- Rued Langgaard, Symphony No. 1, “Klippepastoraler” (Mountain Pastorals), BVN 32 (1908-1911) (approx. 60-67’): Despite strong criticism, the work has been recorded by several top orchestras. It is “full of grandiose orchestral gestures”, and is about a grandeur of nature.
- Amanda Lee Falkenberg, “The Moons Symphony” (2020) (approx. 42’), “exists at the intersection of art and science, delivering an aural tour of some of the most amazing moons in our solar system.”
These albums by Klaus Wiese:
- “Uranus – Tibetan Singing Bowls” (1988) (62’)
- “Neptun – Tibetan Singing Bowls” (1989) (57’)
- “Space – Tibetan Singing Bowls” (1990) (60’)
- “Mystic Landscapes” (1992) (58’)
- Loreena McKennitt, “The Mask and Mirror” (1994) (53’), uses ancient instruments, coupled (unfortunately) with contemporary dance rhythms and her unremarkable pop-voice to create a collection of songs honoring 15th-century Spanish culture. “The album excels at conjuring up mythical visions in the listener's imagination . . .”
- Brian Eno, “Apollo” (1982) (48’): “When I was asked to do the music for the film, I discovered that the astronauts were each allowed to take a cassette with them on those missions, and they nearly all took country and western songs.

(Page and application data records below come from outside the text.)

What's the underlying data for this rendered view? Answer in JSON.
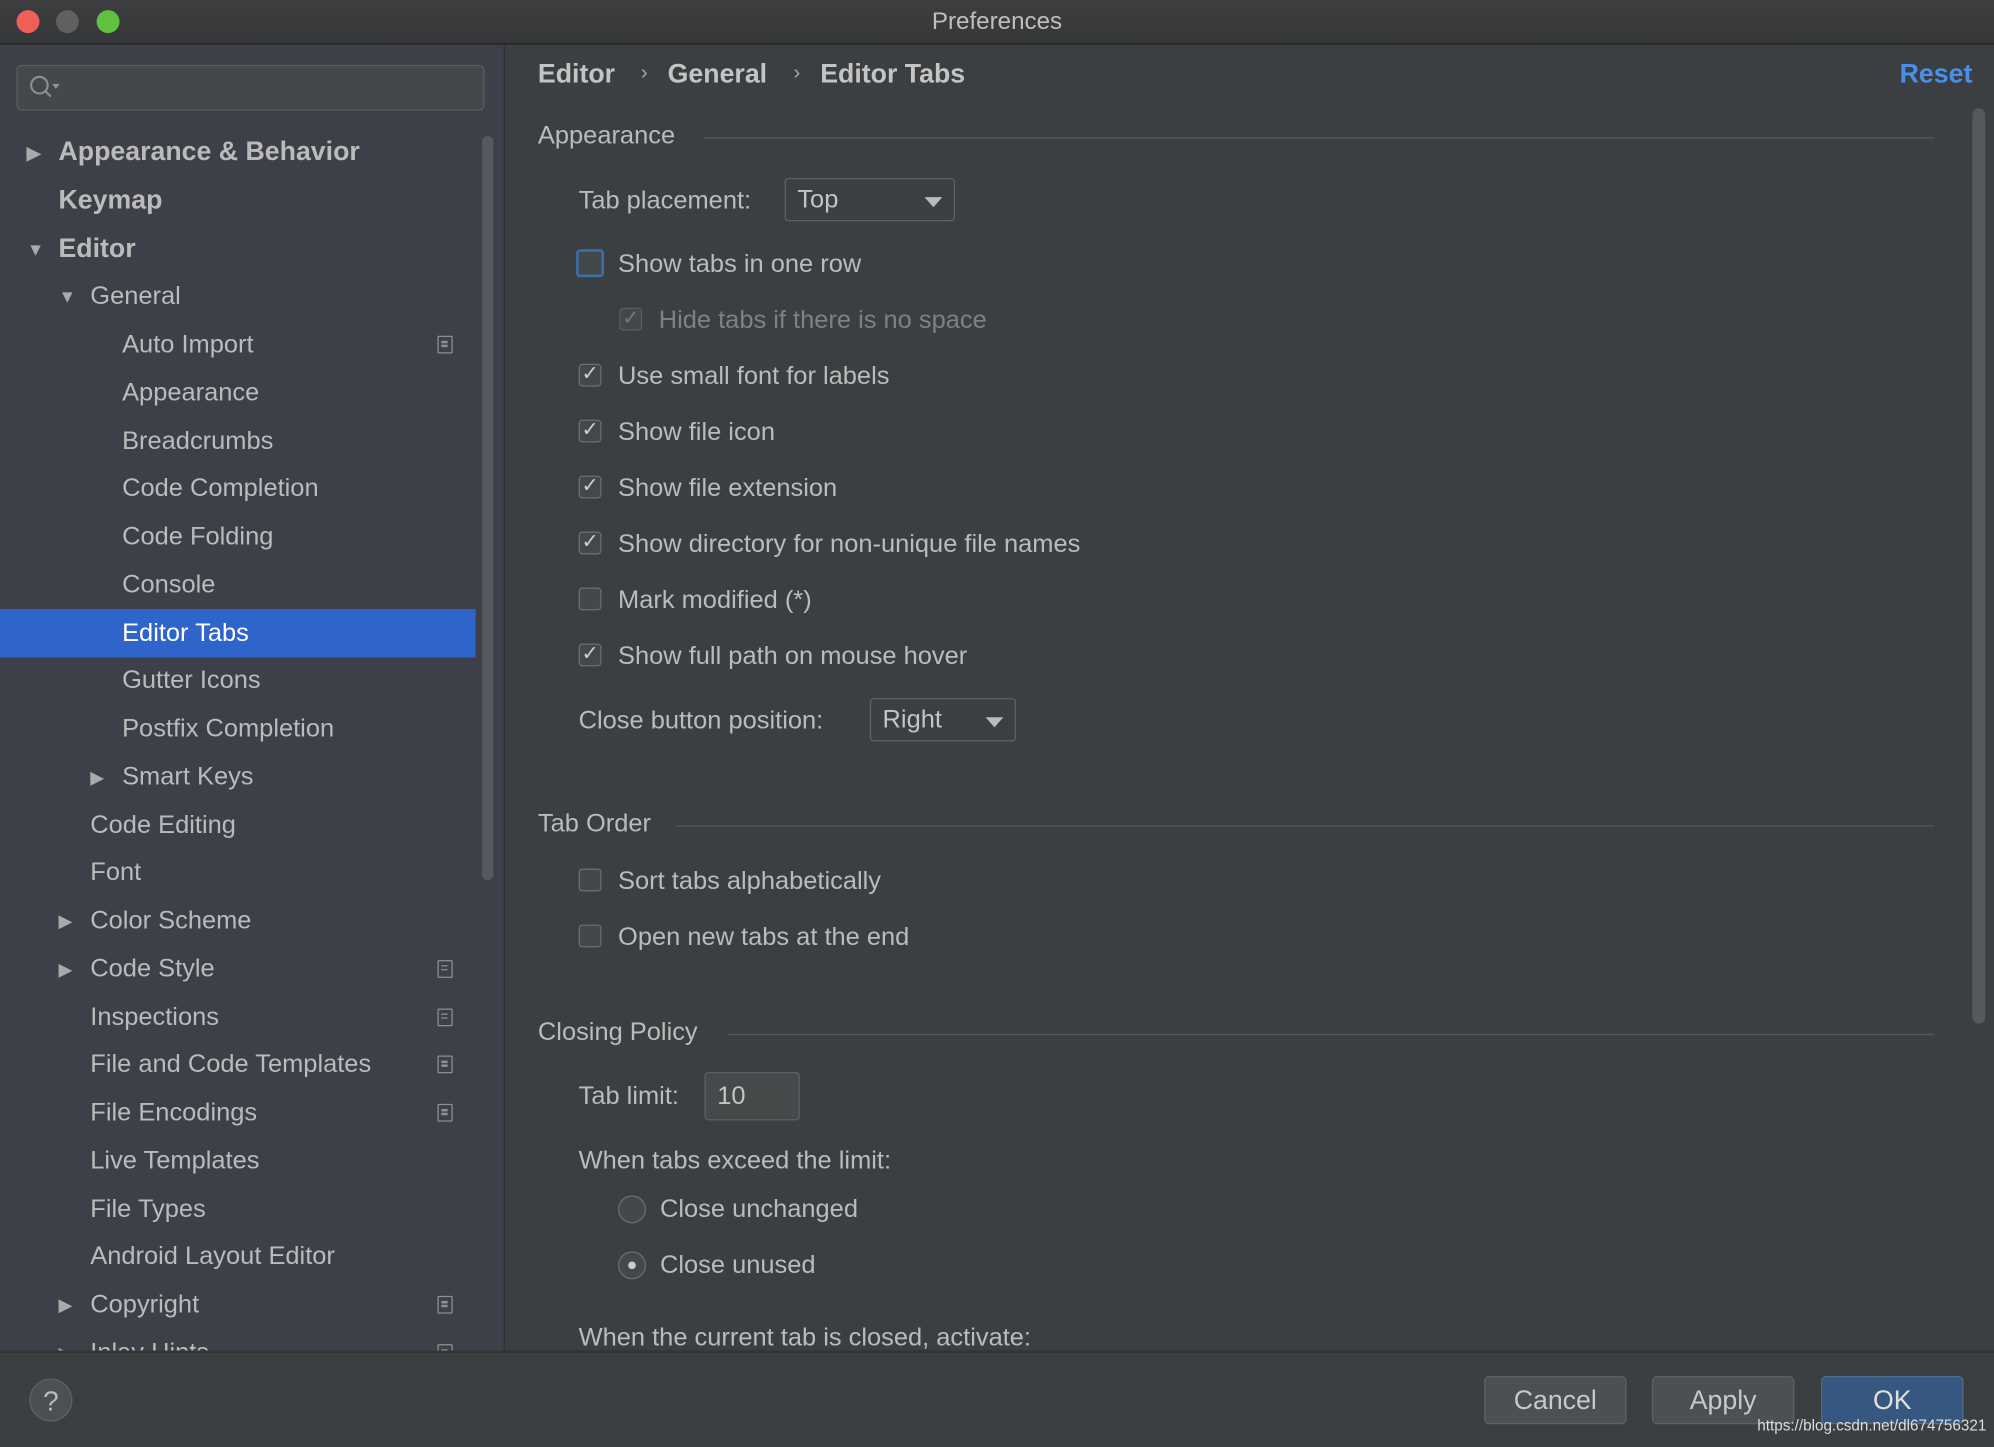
{
  "window": {
    "title": "Preferences",
    "traffic_colors": {
      "close": "#ee5f58",
      "minimize": "#5f6062",
      "zoom": "#62c03f"
    }
  },
  "sidebar": {
    "search_placeholder": "",
    "items": [
      {
        "label": "Appearance & Behavior",
        "level": 0,
        "arrow": "right",
        "bold": true
      },
      {
        "label": "Keymap",
        "level": 0,
        "arrow": "",
        "bold": true
      },
      {
        "label": "Editor",
        "level": 0,
        "arrow": "down",
        "bold": true
      },
      {
        "label": "General",
        "level": 1,
        "arrow": "down"
      },
      {
        "label": "Auto Import",
        "level": 2,
        "arrow": "",
        "cfg": true
      },
      {
        "label": "Appearance",
        "level": 2,
        "arrow": ""
      },
      {
        "label": "Breadcrumbs",
        "level": 2,
        "arrow": ""
      },
      {
        "label": "Code Completion",
        "level": 2,
        "arrow": ""
      },
      {
        "label": "Code Folding",
        "level": 2,
        "arrow": ""
      },
      {
        "label": "Console",
        "level": 2,
        "arrow": ""
      },
      {
        "label": "Editor Tabs",
        "level": 2,
        "arrow": "",
        "selected": true
      },
      {
        "label": "Gutter Icons",
        "level": 2,
        "arrow": ""
      },
      {
        "label": "Postfix Completion",
        "level": 2,
        "arrow": ""
      },
      {
        "label": "Smart Keys",
        "level": 2,
        "arrow": "right"
      },
      {
        "label": "Code Editing",
        "level": 1,
        "arrow": ""
      },
      {
        "label": "Font",
        "level": 1,
        "arrow": ""
      },
      {
        "label": "Color Scheme",
        "level": 1,
        "arrow": "right"
      },
      {
        "label": "Code Style",
        "level": 1,
        "arrow": "right",
        "cfg": true
      },
      {
        "label": "Inspections",
        "level": 1,
        "arrow": "",
        "cfg": true
      },
      {
        "label": "File and Code Templates",
        "level": 1,
        "arrow": "",
        "cfg": true
      },
      {
        "label": "File Encodings",
        "level": 1,
        "arrow": "",
        "cfg": true
      },
      {
        "label": "Live Templates",
        "level": 1,
        "arrow": ""
      },
      {
        "label": "File Types",
        "level": 1,
        "arrow": ""
      },
      {
        "label": "Android Layout Editor",
        "level": 1,
        "arrow": ""
      },
      {
        "label": "Copyright",
        "level": 1,
        "arrow": "right",
        "cfg": true
      },
      {
        "label": "Inlay Hints",
        "level": 1,
        "arrow": "right",
        "cfg": true
      }
    ]
  },
  "breadcrumb": [
    "Editor",
    "General",
    "Editor Tabs"
  ],
  "reset_label": "Reset",
  "appearance": {
    "title": "Appearance",
    "tab_placement_label": "Tab placement:",
    "tab_placement_value": "Top",
    "options": [
      {
        "label": "Show tabs in one row",
        "checked": false,
        "focus": true
      },
      {
        "label": "Hide tabs if there is no space",
        "checked": true,
        "disabled": true,
        "indent": true
      },
      {
        "label": "Use small font for labels",
        "checked": true
      },
      {
        "label": "Show file icon",
        "checked": true
      },
      {
        "label": "Show file extension",
        "checked": true
      },
      {
        "label": "Show directory for non-unique file names",
        "checked": true
      },
      {
        "label": "Mark modified (*)",
        "checked": false
      },
      {
        "label": "Show full path on mouse hover",
        "checked": true
      }
    ],
    "close_button_label": "Close button position:",
    "close_button_value": "Right"
  },
  "tab_order": {
    "title": "Tab Order",
    "options": [
      {
        "label": "Sort tabs alphabetically",
        "checked": false
      },
      {
        "label": "Open new tabs at the end",
        "checked": false
      }
    ]
  },
  "closing_policy": {
    "title": "Closing Policy",
    "tab_limit_label": "Tab limit:",
    "tab_limit_value": "10",
    "exceed_label": "When tabs exceed the limit:",
    "radios": [
      {
        "label": "Close unchanged",
        "selected": false
      },
      {
        "label": "Close unused",
        "selected": true
      }
    ],
    "activate_label": "When the current tab is closed, activate:"
  },
  "buttons": {
    "help": "?",
    "cancel": "Cancel",
    "apply": "Apply",
    "ok": "OK"
  },
  "watermark": "https://blog.csdn.net/dl674756321"
}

I thought it was a fabulous idea that people were out in space, playing this music which really belongs to another frontier—in a way, seeing themselves as cowboys.” [Eno]
How countlessly they congregate / O'er our tumultuous snow, / Which flows in shapes as tall as trees / When wintry winds do blow!--
As if with keenness for our fate, / Our faltering few steps on / To white rest, and a place of rest / Invisible at dawn,--
And yet with neither love nor hate, / Those stars like some snow-white /
Minerva's snow-white marble eyes / Without the gift of sight.
[Robert Frost, “Stars”.]
- William Wordsworth, “Ode: Intimations of Immortality from Recollections of Early Childhood”
- Walt Whitman, “Sparkles from the Wheel”
- Rabindranath Tagore, 95
- Dylan Thomas, “Fern Hill”
- Rachel Jamison Webster, “Kauai”
. . . when, at length, the dragon-fly alighted on the tip of a reed, and, holding your breath the while, you were able to examine the long, gauze wings, the long enamel robe, the two globes of crystal, what astonishment you felt, and what fear lest you should again behold the form disappear into a shade, and the creature into a chimera! Recall these impressions, and you will readily appreciate what Gringoire felt on contemplating, beneath her visible and palpable form, that Esmeralda of whom, up to that time, he had only caught a glimpse, amidst a whirlwind of dance, song, and tumult. [Victor Hugo, Notre-Dame de Paris, or, The Hunchback of Notre Dame (1831), Volume I, Book Second, Chapter VII, “A Bridal Night”.]
- Mathias Énard, Tell Them of Battles, Kings, and Elephants: A Novel (2010): “Énard imagines that in 1506, Michelangelo Buonarroti steps away from his work on the tomb of Pope Julius II, and from the vagaries of his powerful patron, to travel to Constantinople at the invitation of the Sultan Bayezid to design a bridge across the Golden Horn.”
Music: songs and other short pieces
- Sérgio Assad, Clarice Assad & Third Coast Percussion, “The Magician”